From the entries, copy out every line in which the word "Average" is found.

━━ Record set ━━

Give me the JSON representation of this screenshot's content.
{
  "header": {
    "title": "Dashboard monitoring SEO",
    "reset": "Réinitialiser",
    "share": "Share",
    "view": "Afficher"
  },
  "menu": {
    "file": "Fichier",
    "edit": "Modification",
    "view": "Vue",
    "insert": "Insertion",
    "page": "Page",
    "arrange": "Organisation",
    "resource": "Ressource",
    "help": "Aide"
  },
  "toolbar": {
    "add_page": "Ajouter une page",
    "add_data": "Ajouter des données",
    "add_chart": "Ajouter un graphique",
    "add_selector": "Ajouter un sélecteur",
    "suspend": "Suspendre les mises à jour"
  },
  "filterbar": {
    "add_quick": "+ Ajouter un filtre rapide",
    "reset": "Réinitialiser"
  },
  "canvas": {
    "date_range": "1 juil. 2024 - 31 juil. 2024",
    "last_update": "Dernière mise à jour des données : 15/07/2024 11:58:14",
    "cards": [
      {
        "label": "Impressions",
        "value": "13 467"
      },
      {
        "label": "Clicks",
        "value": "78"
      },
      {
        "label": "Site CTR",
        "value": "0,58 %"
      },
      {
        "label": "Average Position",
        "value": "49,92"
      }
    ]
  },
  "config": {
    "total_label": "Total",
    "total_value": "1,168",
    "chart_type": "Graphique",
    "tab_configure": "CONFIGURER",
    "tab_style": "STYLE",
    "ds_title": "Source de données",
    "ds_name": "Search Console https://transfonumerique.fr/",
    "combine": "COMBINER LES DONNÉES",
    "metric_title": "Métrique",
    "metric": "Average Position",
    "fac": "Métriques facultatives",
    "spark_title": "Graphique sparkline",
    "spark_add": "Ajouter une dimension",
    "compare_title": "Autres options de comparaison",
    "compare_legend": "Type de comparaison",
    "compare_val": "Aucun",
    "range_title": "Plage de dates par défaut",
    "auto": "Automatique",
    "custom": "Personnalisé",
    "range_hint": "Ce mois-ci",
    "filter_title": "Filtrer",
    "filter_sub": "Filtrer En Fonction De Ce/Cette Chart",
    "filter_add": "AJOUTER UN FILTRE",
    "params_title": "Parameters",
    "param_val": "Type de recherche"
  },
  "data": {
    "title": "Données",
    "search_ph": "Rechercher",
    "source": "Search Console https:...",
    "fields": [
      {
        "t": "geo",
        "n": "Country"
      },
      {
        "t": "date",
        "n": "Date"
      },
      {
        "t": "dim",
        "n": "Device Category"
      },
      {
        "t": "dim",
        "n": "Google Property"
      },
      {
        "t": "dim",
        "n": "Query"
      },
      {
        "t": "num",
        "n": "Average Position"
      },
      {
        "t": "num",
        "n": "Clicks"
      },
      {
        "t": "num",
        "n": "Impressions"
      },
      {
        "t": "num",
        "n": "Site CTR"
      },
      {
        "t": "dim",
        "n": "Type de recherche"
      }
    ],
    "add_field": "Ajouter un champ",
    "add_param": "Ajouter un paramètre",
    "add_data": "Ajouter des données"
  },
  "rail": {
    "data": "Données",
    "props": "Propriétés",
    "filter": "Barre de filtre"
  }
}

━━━

## Response for this exercise
        "label": "Average Position",
    "metric": "Average Position",
        "n": "Average Position"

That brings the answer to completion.